Custom Font 1 - 5: there are five additional custom fonts which are used to handle special display requirements
This button opens a color definition dialog which allows you to define each of the 16 colors for the editors. This dialog has its own page. Click here to reach it.
The current skin definition is saved under the name entered in "Skin Select". If a skin of that name already exists, you are prompted before it is overwritten.
The skin selected in "Skin Select" is deleted.
The current skin definition is saved as the active skin to be used by all editors. Any currently open editor is automatically redrawn using the new skin. The only exception is the defined font. A change in font only comes into effect as new editors are opened.
When a skin a loaded for editing, a backup is automatically created. To return to the original skin, just click the Restore button.
Press the OK button to close the dialog
How Midi Quest Finds Skin Bitmaps
For any location in the Midi Quest Skins dialog, you have two choices for how you can enter file names. You can use a complete file path designation such as "c:\MyBitmapFiles\Sound Quest\Bitmap.bmp". In this case, the program look to this specific location to find the specified bitmap. This method is fine if you are planning on just using the skins yourself.
If you are planning on distributing your skins, we strongly recommend that you use relative file locations. In this case, your bitmaps should be placed in the MQBmp directory or in any directory you care to create below MQBmp. In this case, you just enter the bitmap's file name if the file is in MQBmp or the directories and file name if the file is in a subdirectory. In this case, Midi Quest will automatically add the necessary path information to find and load the file.
For example, if Midi Quest was installed in "c:\Program Files\Sound Quest\Midi Quest" and you entered the file name "Neon\Blue.bmp", Midi Quest would look for your file in:
c:\Program Files\Sound Quest\Midi Quest\MQBmp\Neon\Blue.bmp"

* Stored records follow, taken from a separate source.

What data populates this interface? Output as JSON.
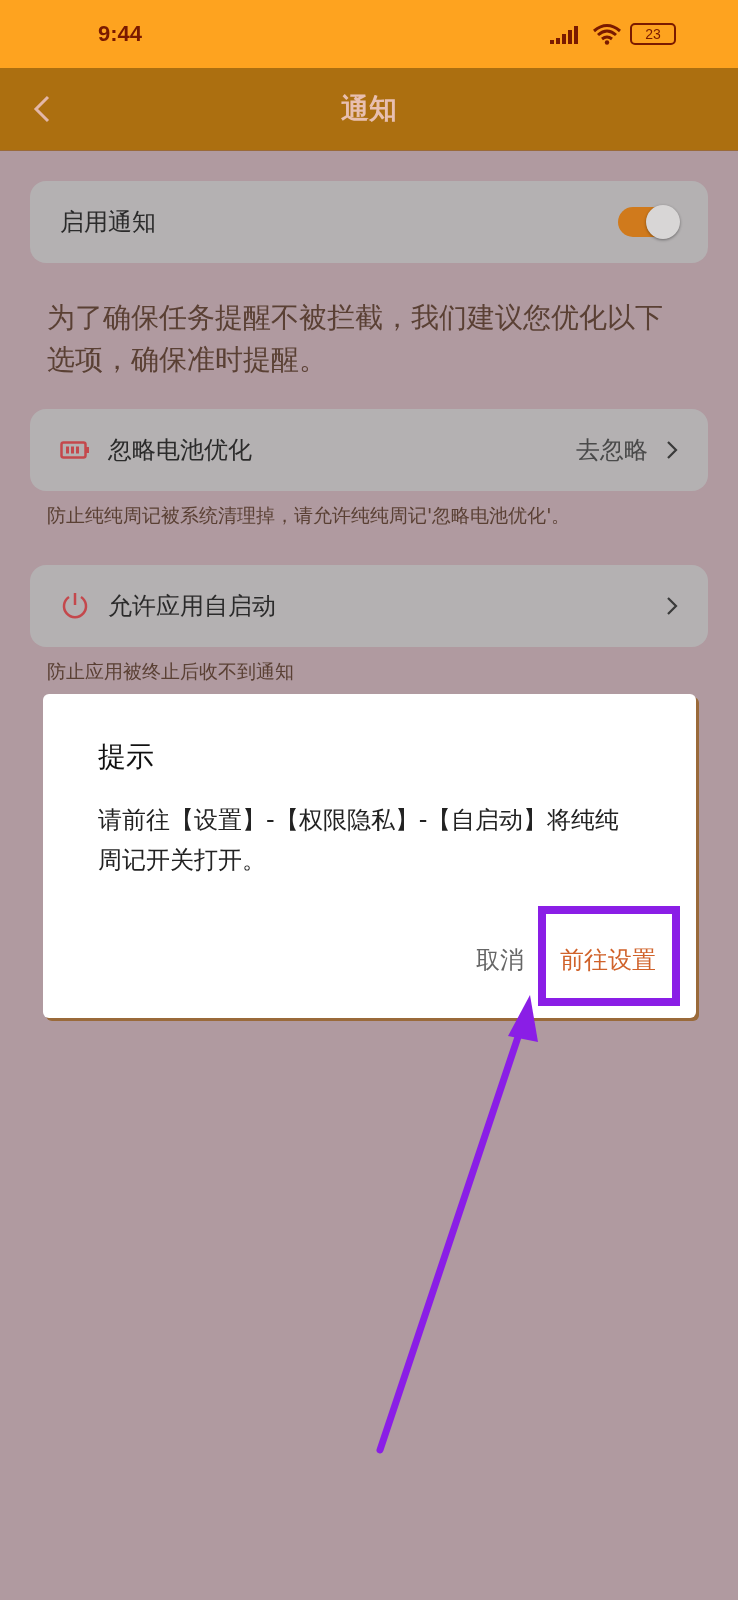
{
  "status_bar": {
    "time": "9:44",
    "battery": "23"
  },
  "app_bar": {
    "title": "通知"
  },
  "enable_row": {
    "label": "启用通知",
    "on": true
  },
  "intro": "为了确保任务提醒不被拦截，我们建议您优化以下选项，确保准时提醒。",
  "options": [
    {
      "kind": "battery",
      "label": "忽略电池优化",
      "action": "去忽略",
      "caption": "防止纯纯周记被系统清理掉，请允许纯纯周记'忽略电池优化'。"
    },
    {
      "kind": "power",
      "label": "允许应用自启动",
      "caption": "防止应用被终止后收不到通知"
    }
  ],
  "dialog": {
    "title": "提示",
    "message": "请前往【设置】-【权限隐私】-【自启动】将纯纯周记开关打开。",
    "buttons": [
      {
        "kind": "cancel",
        "label": "取消"
      },
      {
        "kind": "confirm",
        "label": "前往设置"
      }
    ]
  }
}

This method is useful for distribution because, regardless of where Midi Quest is installed, as long as the files are placed in a subdirectory of MQBmp, the program will be able to find them.
Storage of Skins Information
All Skins settings are stored in the main program directory with the file name "MQ SKINS.ini". If you wish to edit this file in its raw form, you can open it into any text editor and make whatever changes you wish.
So what does all of this work result in? Well, you can have editors that look just like the editors in Midi Quest v7.0:
Or you can add bitmap backgrounds for an editor which looks like this:
or you can remap the colors to a set that you prefer:
or select something completely different
Using the skins you can replace all of the bitmaps used by Midi Quest to create your own custom and unique editors. If you have any creations you would like to share with the world, please contact Sound Quest. We intend to build a collection of layouts which can be downloaded from our web site.